The group of young volunteers that are currently undertaking an archaeological dig at the Banys de la Reina in Calpe, gradually exhumed a body over the weekend that dates from the fifth century, and which is in a 'precarious' state of conservation.
The excavations in that particular area started in the 90s, and have uncovered a vast amount of Christian materials, but until now it was not thought that the area was inhabited.
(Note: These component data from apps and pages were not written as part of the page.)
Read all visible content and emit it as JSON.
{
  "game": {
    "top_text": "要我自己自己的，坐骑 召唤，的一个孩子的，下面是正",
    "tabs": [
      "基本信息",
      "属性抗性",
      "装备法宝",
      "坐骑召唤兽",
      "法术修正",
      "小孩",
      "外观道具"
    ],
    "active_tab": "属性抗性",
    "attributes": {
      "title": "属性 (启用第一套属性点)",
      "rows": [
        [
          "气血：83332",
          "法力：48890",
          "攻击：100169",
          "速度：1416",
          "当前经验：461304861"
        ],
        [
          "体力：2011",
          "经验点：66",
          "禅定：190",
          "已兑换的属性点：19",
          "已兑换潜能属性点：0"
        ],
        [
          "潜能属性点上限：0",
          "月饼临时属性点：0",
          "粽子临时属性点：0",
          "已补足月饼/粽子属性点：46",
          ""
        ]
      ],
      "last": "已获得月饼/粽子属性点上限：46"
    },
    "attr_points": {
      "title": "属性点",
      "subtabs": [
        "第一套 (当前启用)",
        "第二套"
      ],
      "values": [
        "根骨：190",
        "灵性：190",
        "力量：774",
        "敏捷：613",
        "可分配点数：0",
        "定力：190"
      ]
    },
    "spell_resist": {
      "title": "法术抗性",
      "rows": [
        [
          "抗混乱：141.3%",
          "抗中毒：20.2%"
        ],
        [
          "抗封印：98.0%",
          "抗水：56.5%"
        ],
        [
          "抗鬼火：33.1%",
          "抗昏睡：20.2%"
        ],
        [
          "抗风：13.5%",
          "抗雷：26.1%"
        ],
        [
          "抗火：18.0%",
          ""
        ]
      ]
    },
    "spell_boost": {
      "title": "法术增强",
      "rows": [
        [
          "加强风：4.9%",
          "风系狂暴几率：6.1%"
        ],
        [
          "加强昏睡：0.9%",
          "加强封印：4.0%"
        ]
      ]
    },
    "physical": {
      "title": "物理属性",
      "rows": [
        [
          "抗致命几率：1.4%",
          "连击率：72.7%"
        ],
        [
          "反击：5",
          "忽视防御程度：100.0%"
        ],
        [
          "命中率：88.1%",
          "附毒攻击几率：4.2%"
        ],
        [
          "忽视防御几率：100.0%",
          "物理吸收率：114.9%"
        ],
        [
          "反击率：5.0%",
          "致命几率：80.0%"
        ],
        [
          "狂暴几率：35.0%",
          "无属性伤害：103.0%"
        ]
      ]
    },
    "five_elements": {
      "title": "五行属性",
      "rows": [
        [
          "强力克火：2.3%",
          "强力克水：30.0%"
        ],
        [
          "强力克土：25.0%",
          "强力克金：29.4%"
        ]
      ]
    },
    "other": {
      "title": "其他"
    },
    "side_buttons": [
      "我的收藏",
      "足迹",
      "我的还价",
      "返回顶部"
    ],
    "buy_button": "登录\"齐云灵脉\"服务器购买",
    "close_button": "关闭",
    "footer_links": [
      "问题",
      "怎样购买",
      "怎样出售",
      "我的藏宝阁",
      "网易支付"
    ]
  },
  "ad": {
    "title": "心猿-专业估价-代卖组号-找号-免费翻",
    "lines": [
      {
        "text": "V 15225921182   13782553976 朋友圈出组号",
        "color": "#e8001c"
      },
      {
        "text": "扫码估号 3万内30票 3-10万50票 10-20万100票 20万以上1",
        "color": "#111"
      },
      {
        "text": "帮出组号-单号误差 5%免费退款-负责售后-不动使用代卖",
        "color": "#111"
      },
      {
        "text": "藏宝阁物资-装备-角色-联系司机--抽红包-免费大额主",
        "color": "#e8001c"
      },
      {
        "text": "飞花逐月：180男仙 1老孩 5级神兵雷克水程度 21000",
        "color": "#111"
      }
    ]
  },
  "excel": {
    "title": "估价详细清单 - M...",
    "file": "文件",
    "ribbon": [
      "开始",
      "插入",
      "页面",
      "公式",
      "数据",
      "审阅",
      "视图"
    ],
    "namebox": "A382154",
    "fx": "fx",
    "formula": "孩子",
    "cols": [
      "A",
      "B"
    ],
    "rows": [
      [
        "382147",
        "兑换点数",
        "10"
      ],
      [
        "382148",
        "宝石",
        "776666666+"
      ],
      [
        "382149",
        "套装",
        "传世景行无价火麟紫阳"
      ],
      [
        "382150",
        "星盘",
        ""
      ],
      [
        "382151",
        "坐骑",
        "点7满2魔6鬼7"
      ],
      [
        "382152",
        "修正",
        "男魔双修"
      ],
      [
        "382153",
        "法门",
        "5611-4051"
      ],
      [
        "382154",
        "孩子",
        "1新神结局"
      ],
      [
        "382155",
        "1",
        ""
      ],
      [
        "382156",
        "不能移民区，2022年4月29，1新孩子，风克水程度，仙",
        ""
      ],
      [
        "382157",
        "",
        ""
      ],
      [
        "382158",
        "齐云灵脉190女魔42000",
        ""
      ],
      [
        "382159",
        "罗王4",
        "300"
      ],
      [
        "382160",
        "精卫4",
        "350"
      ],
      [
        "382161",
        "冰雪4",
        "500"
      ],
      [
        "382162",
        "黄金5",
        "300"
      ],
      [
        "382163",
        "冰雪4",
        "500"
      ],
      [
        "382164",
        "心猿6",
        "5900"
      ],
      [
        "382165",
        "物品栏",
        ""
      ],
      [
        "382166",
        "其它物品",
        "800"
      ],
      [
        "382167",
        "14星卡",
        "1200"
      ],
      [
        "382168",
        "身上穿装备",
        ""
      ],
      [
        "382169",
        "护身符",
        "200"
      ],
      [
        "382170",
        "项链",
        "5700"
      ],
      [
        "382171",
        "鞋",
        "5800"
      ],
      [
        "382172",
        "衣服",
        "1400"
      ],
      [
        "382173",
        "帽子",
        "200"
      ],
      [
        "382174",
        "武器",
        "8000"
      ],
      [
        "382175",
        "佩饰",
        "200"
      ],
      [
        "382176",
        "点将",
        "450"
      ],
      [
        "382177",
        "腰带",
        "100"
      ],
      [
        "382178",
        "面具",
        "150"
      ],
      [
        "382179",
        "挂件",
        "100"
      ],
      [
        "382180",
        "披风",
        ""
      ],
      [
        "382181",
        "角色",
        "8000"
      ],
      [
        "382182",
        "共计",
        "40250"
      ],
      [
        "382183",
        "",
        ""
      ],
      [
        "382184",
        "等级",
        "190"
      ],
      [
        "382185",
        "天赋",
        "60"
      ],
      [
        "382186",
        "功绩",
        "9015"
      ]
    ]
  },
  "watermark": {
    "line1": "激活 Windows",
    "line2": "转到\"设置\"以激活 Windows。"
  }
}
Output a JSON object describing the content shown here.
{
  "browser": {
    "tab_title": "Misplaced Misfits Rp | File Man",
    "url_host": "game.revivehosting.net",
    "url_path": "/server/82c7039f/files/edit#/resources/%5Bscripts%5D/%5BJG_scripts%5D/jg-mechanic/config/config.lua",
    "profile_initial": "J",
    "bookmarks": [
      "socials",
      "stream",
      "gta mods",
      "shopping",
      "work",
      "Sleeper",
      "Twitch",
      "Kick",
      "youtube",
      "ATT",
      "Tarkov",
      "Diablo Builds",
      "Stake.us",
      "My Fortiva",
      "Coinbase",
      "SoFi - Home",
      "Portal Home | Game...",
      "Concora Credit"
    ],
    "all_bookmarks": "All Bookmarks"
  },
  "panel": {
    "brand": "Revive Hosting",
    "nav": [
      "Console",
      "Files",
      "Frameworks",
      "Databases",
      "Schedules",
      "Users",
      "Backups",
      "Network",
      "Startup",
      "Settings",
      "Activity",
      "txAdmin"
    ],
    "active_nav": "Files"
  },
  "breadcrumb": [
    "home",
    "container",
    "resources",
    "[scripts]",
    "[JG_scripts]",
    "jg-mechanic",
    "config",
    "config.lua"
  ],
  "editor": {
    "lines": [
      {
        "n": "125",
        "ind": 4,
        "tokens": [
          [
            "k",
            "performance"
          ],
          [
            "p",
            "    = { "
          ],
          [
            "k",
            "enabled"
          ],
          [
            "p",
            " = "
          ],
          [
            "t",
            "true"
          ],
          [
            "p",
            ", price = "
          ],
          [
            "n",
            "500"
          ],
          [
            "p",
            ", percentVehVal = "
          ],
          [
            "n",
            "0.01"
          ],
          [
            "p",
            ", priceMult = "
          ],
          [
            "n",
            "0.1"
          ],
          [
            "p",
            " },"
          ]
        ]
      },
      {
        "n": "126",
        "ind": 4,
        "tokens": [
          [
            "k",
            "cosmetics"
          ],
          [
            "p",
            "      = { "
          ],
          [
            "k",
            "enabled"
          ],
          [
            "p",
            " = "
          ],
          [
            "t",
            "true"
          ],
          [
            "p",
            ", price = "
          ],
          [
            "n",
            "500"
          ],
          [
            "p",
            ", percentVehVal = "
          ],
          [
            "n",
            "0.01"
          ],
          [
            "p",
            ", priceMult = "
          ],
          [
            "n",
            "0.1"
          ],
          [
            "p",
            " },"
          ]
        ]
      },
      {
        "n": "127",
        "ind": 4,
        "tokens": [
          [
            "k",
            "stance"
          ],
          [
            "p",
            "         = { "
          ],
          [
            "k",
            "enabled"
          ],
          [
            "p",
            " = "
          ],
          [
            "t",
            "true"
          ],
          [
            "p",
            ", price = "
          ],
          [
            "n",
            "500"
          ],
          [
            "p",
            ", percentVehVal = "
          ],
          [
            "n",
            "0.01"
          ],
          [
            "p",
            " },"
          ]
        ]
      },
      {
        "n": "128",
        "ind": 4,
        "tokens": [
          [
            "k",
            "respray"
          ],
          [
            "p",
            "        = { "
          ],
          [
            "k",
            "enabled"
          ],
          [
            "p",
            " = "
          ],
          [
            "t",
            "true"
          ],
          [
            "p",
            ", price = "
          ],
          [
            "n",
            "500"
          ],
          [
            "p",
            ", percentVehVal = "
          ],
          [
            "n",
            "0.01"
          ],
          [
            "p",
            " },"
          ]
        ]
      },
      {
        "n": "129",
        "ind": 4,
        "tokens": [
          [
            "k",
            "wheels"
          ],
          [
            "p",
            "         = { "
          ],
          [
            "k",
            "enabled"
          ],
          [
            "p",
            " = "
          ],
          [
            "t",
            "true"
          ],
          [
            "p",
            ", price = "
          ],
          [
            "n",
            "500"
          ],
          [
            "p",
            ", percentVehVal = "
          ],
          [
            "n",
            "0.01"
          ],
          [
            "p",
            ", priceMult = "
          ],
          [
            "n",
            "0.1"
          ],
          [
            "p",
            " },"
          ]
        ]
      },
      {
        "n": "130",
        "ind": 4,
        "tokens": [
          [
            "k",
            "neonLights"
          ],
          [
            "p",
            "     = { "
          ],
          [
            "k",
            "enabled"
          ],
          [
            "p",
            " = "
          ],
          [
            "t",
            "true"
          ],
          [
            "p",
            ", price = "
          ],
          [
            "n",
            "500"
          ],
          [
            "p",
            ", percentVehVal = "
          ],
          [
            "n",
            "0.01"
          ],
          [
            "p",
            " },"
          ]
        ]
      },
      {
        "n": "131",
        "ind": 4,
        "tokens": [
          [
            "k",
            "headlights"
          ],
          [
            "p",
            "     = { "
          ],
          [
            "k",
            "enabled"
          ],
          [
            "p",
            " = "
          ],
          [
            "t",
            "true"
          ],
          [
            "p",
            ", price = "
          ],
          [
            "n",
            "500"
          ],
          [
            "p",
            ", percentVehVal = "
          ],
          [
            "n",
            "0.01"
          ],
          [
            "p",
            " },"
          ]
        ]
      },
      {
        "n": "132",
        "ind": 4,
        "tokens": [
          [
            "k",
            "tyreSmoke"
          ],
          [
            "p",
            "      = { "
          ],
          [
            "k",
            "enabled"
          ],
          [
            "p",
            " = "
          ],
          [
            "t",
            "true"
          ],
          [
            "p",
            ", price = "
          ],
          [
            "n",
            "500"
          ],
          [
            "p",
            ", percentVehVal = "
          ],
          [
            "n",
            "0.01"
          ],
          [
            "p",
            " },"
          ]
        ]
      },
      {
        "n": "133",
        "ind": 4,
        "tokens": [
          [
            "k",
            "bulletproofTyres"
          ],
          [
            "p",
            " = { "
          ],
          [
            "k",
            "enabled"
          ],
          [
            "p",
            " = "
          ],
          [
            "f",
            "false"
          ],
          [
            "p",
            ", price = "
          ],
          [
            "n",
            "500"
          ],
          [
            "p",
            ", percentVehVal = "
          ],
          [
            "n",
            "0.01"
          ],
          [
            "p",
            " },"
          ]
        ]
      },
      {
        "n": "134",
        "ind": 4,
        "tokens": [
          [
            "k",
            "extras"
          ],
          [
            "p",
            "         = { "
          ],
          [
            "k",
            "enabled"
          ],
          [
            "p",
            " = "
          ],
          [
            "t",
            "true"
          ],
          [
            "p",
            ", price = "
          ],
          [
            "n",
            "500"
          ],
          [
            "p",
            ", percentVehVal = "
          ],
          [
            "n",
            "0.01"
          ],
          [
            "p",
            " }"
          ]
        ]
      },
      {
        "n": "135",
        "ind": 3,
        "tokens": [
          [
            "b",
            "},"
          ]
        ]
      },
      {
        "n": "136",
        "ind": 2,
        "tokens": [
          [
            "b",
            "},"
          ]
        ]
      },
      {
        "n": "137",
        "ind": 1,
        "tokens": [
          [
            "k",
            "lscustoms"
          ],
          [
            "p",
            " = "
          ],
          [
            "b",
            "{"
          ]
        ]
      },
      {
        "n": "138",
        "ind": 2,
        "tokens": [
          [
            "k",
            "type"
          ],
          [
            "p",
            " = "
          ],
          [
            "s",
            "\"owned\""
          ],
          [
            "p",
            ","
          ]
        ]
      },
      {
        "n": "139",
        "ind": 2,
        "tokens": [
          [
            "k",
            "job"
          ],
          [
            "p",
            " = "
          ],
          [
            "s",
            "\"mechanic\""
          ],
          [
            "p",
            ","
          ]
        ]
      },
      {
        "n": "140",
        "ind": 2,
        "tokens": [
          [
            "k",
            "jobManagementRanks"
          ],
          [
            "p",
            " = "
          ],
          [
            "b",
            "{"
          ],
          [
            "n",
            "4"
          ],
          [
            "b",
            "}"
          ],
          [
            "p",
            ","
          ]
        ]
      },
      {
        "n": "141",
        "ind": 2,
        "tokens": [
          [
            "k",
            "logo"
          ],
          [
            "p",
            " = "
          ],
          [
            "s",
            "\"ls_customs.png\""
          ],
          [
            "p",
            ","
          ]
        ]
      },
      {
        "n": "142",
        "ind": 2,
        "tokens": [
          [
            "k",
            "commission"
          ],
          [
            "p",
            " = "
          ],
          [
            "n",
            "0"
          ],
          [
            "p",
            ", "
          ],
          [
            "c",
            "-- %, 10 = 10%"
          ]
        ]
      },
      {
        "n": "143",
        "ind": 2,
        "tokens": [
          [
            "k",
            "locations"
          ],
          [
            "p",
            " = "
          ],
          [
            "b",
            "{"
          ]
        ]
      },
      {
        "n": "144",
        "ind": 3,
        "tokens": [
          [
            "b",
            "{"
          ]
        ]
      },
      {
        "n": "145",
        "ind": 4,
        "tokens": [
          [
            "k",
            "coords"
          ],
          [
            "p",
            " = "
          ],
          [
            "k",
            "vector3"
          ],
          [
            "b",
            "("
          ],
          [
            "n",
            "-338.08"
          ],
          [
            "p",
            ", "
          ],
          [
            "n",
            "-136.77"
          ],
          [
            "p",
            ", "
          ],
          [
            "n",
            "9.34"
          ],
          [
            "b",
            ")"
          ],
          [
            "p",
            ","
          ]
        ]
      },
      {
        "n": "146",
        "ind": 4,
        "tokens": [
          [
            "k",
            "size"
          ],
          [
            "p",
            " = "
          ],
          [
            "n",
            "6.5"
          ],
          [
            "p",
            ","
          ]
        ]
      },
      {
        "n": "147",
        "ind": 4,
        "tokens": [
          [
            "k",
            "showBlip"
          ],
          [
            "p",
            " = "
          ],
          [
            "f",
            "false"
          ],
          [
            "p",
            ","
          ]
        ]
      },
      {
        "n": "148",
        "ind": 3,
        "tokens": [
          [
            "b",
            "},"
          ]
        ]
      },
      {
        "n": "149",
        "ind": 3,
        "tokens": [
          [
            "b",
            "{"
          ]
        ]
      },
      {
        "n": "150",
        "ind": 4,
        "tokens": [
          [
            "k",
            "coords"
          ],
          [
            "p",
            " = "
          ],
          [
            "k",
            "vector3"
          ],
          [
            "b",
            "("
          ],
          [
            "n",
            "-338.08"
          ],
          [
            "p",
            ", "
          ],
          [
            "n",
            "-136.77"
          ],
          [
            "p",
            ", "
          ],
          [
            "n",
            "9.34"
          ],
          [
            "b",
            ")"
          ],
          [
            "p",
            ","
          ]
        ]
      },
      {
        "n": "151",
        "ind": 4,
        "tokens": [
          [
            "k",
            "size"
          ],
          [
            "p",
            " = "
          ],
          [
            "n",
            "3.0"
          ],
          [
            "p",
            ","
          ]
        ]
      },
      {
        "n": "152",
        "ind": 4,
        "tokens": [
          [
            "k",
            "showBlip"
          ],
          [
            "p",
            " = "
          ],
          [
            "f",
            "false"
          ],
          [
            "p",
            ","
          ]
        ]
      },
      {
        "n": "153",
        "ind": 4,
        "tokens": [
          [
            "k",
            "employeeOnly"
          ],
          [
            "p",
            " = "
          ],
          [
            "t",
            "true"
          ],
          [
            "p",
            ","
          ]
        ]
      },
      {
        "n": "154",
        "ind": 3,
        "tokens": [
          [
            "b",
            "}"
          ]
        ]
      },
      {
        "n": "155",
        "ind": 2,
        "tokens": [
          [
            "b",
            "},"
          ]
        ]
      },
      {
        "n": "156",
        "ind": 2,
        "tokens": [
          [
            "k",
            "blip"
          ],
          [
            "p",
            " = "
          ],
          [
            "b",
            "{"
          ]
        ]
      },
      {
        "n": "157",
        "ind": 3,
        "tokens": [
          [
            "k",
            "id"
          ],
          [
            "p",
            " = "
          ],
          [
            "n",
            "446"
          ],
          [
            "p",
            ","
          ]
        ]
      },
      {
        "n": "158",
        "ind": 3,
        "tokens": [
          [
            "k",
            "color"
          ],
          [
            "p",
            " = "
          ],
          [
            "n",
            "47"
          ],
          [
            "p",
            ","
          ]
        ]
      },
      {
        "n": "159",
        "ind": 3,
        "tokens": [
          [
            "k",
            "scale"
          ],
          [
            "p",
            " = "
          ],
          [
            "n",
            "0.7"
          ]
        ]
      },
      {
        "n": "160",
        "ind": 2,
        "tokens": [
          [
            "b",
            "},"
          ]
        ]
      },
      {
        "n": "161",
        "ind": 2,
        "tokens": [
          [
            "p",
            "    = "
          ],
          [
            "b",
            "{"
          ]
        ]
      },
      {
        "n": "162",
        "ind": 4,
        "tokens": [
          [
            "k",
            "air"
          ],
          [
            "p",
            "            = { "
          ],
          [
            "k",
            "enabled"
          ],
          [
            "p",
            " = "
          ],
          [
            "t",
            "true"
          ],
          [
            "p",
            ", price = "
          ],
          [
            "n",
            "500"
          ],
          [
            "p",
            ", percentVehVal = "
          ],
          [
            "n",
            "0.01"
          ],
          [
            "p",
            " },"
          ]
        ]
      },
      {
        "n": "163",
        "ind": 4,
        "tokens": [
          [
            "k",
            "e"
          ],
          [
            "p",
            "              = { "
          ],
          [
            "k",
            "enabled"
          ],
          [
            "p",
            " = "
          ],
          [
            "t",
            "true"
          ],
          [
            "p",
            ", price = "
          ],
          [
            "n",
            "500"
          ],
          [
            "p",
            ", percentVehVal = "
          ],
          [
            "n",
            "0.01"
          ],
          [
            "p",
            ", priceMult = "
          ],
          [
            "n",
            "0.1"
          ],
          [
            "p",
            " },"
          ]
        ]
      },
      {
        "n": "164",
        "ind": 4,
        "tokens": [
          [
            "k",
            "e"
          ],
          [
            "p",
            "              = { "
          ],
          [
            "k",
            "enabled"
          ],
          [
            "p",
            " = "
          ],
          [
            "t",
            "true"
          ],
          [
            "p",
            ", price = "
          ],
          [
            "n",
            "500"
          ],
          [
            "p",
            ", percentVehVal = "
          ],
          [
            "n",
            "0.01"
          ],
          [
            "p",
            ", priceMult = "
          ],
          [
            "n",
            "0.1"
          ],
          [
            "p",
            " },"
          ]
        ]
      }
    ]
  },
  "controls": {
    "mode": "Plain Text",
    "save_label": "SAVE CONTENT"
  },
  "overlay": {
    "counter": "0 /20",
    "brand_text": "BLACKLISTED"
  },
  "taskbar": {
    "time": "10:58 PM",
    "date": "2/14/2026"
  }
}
These latest discoveries of a tomb that had been set in the side of what appear to be an early Christian church, appear to confirm the Banys de la Reina was one of the earliest Christian enclaves in the Valencian Community, dating from the Roman period.
The tomb was covered by what the archaeologists have termed as 'Roman cement', a compacted mixture of ceramic fragments, and it was these fragments that permitted the dating process to be established with relative ease.
However the state of the bones uncovered is said to be "precarious" due to the fact that an underground stream appears to have had its effect on the remains that have now been taken to Alicante University for conservation and further study.
Banys de la Reina is a 5,000 square metre area close to Calpe beach, of which only 25% has thus far been excavated.